=== Data records ===

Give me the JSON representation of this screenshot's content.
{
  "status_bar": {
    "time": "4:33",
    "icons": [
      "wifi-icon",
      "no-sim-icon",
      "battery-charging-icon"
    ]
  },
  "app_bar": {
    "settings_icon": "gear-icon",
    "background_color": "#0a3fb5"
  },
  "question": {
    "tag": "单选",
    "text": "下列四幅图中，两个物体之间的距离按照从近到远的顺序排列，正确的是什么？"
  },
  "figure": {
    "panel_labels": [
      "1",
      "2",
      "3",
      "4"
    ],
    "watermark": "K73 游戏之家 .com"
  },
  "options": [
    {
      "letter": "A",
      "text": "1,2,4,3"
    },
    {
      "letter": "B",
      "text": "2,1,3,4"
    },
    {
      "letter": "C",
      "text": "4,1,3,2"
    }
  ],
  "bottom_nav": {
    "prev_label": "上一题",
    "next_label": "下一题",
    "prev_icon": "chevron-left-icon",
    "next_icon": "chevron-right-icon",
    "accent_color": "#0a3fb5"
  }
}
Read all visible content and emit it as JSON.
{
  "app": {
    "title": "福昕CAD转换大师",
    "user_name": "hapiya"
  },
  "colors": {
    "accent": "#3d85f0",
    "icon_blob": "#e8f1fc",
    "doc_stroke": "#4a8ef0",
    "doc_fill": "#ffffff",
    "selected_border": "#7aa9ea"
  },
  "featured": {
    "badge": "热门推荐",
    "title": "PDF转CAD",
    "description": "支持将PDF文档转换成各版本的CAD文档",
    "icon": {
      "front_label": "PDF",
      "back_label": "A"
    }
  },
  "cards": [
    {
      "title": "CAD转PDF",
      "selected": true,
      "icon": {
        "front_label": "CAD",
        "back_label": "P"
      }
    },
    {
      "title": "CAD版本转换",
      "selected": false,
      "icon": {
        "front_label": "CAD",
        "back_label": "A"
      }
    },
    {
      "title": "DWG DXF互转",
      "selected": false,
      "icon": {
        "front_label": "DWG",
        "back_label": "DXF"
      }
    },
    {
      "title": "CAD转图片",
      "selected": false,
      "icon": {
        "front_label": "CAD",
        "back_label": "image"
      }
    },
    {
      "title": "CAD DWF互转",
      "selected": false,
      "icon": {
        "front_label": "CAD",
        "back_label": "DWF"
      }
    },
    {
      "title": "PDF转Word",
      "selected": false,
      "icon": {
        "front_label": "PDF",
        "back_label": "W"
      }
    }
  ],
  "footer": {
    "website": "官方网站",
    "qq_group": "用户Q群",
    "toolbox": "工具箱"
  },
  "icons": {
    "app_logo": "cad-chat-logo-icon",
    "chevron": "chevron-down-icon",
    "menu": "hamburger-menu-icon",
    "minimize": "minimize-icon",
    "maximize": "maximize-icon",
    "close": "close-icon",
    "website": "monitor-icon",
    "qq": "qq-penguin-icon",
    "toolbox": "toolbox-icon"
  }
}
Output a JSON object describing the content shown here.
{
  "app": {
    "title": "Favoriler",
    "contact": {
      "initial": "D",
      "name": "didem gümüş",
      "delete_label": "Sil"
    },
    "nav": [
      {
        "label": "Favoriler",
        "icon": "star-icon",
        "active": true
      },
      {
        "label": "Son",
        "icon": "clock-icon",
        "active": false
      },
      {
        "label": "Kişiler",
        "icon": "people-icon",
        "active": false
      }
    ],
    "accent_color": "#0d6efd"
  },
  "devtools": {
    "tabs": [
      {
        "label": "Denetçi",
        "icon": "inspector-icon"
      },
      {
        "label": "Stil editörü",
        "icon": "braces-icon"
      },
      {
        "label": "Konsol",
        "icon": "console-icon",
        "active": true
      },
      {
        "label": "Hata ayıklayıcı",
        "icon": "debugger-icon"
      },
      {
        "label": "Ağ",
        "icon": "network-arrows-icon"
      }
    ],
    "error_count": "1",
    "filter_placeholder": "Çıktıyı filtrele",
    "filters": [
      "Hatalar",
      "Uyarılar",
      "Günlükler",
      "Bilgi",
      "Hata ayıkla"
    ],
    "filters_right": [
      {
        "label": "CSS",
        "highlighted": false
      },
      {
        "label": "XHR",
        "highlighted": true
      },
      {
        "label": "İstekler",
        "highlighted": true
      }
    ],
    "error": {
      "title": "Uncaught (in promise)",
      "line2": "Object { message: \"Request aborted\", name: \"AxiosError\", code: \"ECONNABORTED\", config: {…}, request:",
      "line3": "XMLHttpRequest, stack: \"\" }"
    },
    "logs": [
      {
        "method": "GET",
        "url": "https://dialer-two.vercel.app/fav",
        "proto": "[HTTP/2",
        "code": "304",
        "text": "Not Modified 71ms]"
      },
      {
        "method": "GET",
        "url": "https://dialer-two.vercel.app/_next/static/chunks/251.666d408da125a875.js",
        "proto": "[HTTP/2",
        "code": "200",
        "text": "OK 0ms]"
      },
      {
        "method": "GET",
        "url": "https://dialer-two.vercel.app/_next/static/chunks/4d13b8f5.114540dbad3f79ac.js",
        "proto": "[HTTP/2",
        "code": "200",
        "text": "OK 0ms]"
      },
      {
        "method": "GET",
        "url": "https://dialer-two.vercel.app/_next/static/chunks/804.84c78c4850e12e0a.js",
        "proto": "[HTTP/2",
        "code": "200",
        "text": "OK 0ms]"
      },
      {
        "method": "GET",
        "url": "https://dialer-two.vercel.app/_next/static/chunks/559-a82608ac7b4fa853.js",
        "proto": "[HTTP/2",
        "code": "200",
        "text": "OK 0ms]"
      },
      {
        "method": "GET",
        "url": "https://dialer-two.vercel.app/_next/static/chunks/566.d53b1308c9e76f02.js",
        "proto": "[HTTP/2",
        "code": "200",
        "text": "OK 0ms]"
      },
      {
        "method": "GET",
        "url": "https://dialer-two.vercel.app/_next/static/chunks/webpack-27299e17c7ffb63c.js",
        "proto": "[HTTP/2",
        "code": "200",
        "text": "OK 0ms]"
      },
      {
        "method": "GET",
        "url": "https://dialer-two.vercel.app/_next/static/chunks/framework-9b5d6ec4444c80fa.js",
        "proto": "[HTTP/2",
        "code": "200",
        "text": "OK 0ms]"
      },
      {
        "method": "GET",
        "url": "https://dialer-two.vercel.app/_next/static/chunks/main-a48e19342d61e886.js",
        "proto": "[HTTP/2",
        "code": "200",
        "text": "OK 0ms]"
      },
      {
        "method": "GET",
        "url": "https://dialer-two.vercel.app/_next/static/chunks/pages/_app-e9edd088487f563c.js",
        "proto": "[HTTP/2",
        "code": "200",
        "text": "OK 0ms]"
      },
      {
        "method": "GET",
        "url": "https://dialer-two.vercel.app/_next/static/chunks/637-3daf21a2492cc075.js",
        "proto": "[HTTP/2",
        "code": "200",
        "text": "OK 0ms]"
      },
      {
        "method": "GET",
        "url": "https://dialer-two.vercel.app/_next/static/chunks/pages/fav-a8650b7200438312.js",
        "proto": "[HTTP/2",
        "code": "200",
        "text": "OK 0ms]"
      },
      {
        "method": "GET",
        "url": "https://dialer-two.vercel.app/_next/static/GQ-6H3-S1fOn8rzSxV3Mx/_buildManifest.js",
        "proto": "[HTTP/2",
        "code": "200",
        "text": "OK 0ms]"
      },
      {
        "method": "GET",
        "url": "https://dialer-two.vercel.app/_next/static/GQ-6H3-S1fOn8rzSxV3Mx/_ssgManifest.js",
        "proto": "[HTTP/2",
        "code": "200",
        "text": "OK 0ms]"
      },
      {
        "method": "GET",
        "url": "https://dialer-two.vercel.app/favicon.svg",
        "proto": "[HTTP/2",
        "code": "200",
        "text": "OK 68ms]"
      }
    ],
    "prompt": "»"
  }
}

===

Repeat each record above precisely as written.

Give me the JSON representation of this screenshot's content.
{
  "status_bar": {
    "time": "4:33",
    "icons": [
      "wifi-icon",
      "no-sim-icon",
      "battery-charging-icon"
    ]
  },
  "app_bar": {
    "settings_icon": "gear-icon",
    "background_color": "#0a3fb5"
  },
  "question": {
    "tag": "单选",
    "text": "下列四幅图中，两个物体之间的距离按照从近到远的顺序排列，正确的是什么？"
  },
  "figure": {
    "panel_labels": [
      "1",
      "2",
      "3",
      "4"
    ],
    "watermark": "K73 游戏之家 .com"
  },
  "options": [
    {
      "letter": "A",
      "text": "1,2,4,3"
    },
    {
      "letter": "B",
      "text": "2,1,3,4"
    },
    {
      "letter": "C",
      "text": "4,1,3,2"
    }
  ],
  "bottom_nav": {
    "prev_label": "上一题",
    "next_label": "下一题",
    "prev_icon": "chevron-left-icon",
    "next_icon": "chevron-right-icon",
    "accent_color": "#0a3fb5"
  }
}
Read all visible content and emit it as JSON.
{
  "app": {
    "title": "福昕CAD转换大师",
    "user_name": "hapiya"
  },
  "colors": {
    "accent": "#3d85f0",
    "icon_blob": "#e8f1fc",
    "doc_stroke": "#4a8ef0",
    "doc_fill": "#ffffff",
    "selected_border": "#7aa9ea"
  },
  "featured": {
    "badge": "热门推荐",
    "title": "PDF转CAD",
    "description": "支持将PDF文档转换成各版本的CAD文档",
    "icon": {
      "front_label": "PDF",
      "back_label": "A"
    }
  },
  "cards": [
    {
      "title": "CAD转PDF",
      "selected": true,
      "icon": {
        "front_label": "CAD",
        "back_label": "P"
      }
    },
    {
      "title": "CAD版本转换",
      "selected": false,
      "icon": {
        "front_label": "CAD",
        "back_label": "A"
      }
    },
    {
      "title": "DWG DXF互转",
      "selected": false,
      "icon": {
        "front_label": "DWG",
        "back_label": "DXF"
      }
    },
    {
      "title": "CAD转图片",
      "selected": false,
      "icon": {
        "front_label": "CAD",
        "back_label": "image"
      }
    },
    {
      "title": "CAD DWF互转",
      "selected": false,
      "icon": {
        "front_label": "CAD",
        "back_label": "DWF"
      }
    },
    {
      "title": "PDF转Word",
      "selected": false,
      "icon": {
        "front_label": "PDF",
        "back_label": "W"
      }
    }
  ],
  "footer": {
    "website": "官方网站",
    "qq_group": "用户Q群",
    "toolbox": "工具箱"
  },
  "icons": {
    "app_logo": "cad-chat-logo-icon",
    "chevron": "chevron-down-icon",
    "menu": "hamburger-menu-icon",
    "minimize": "minimize-icon",
    "maximize": "maximize-icon",
    "close": "close-icon",
    "website": "monitor-icon",
    "qq": "qq-penguin-icon",
    "toolbox": "toolbox-icon"
  }
}
Output a JSON object describing the content shown here.
{
  "app": {
    "title": "Favoriler",
    "contact": {
      "initial": "D",
      "name": "didem gümüş",
      "delete_label": "Sil"
    },
    "nav": [
      {
        "label": "Favoriler",
        "icon": "star-icon",
        "active": true
      },
      {
        "label": "Son",
        "icon": "clock-icon",
        "active": false
      },
      {
        "label": "Kişiler",
        "icon": "people-icon",
        "active": false
      }
    ],
    "accent_color": "#0d6efd"
  },
  "devtools": {
    "tabs": [
      {
        "label": "Denetçi",
        "icon": "inspector-icon"
      },
      {
        "label": "Stil editörü",
        "icon": "braces-icon"
      },
      {
        "label": "Konsol",
        "icon": "console-icon",
        "active": true
      },
      {
        "label": "Hata ayıklayıcı",
        "icon": "debugger-icon"
      },
      {
        "label": "Ağ",
        "icon": "network-arrows-icon"
      }
    ],
    "error_count": "1",
    "filter_placeholder": "Çıktıyı filtrele",
    "filters": [
      "Hatalar",
      "Uyarılar",
      "Günlükler",
      "Bilgi",
      "Hata ayıkla"
    ],
    "filters_right": [
      {
        "label": "CSS",
        "highlighted": false
      },
      {
        "label": "XHR",
        "highlighted": true
      },
      {
        "label": "İstekler",
        "highlighted": true
      }
    ],
    "error": {
      "title": "Uncaught (in promise)",
      "line2": "Object { message: \"Request aborted\", name: \"AxiosError\", code: \"ECONNABORTED\", config: {…}, request:",
      "line3": "XMLHttpRequest, stack: \"\" }"
    },
    "logs": [
      {
        "method": "GET",
        "url": "https://dialer-two.vercel.app/fav",
        "proto": "[HTTP/2",
        "code": "304",
        "text": "Not Modified 71ms]"
      },
      {
        "method": "GET",
        "url": "https://dialer-two.vercel.app/_next/static/chunks/251.666d408da125a875.js",
        "proto": "[HTTP/2",
        "code": "200",
        "text": "OK 0ms]"
      },
      {
        "method": "GET",
        "url": "https://dialer-two.vercel.app/_next/static/chunks/4d13b8f5.114540dbad3f79ac.js",
        "proto": "[HTTP/2",
        "code": "200",
        "text": "OK 0ms]"
      },
      {
        "method": "GET",
        "url": "https://dialer-two.vercel.app/_next/static/chunks/804.84c78c4850e12e0a.js",
        "proto": "[HTTP/2",
        "code": "200",
        "text": "OK 0ms]"
      },
      {
        "method": "GET",
        "url": "https://dialer-two.vercel.app/_next/static/chunks/559-a82608ac7b4fa853.js",
        "proto": "[HTTP/2",
        "code": "200",
        "text": "OK 0ms]"
      },
      {
        "method": "GET",
        "url": "https://dialer-two.vercel.app/_next/static/chunks/566.d53b1308c9e76f02.js",
        "proto": "[HTTP/2",
        "code": "200",
        "text": "OK 0ms]"
      },
      {
        "method": "GET",
        "url": "https://dialer-two.vercel.app/_next/static/chunks/webpack-27299e17c7ffb63c.js",
        "proto": "[HTTP/2",
        "code": "200",
        "text": "OK 0ms]"
      },
      {
        "method": "GET",
        "url": "https://dialer-two.vercel.app/_next/static/chunks/framework-9b5d6ec4444c80fa.js",
        "proto": "[HTTP/2",
        "code": "200",
        "text": "OK 0ms]"
      },
      {
        "method": "GET",
        "url": "https://dialer-two.vercel.app/_next/static/chunks/main-a48e19342d61e886.js",
        "proto": "[HTTP/2",
        "code": "200",
        "text": "OK 0ms]"
      },
      {
        "method": "GET",
        "url": "https://dialer-two.vercel.app/_next/static/chunks/pages/_app-e9edd088487f563c.js",
        "proto": "[HTTP/2",
        "code": "200",
        "text": "OK 0ms]"
      },
      {
        "method": "GET",
        "url": "https://dialer-two.vercel.app/_next/static/chunks/637-3daf21a2492cc075.js",
        "proto": "[HTTP/2",
        "code": "200",
        "text": "OK 0ms]"
      },
      {
        "method": "GET",
        "url": "https://dialer-two.vercel.app/_next/static/chunks/pages/fav-a8650b7200438312.js",
        "proto": "[HTTP/2",
        "code": "200",
        "text": "OK 0ms]"
      },
      {
        "method": "GET",
        "url": "https://dialer-two.vercel.app/_next/static/GQ-6H3-S1fOn8rzSxV3Mx/_buildManifest.js",
        "proto": "[HTTP/2",
        "code": "200",
        "text": "OK 0ms]"
      },
      {
        "method": "GET",
        "url": "https://dialer-two.vercel.app/_next/static/GQ-6H3-S1fOn8rzSxV3Mx/_ssgManifest.js",
        "proto": "[HTTP/2",
        "code": "200",
        "text": "OK 0ms]"
      },
      {
        "method": "GET",
        "url": "https://dialer-two.vercel.app/favicon.svg",
        "proto": "[HTTP/2",
        "code": "200",
        "text": "OK 68ms]"
      }
    ],
    "prompt": "»"
  }
}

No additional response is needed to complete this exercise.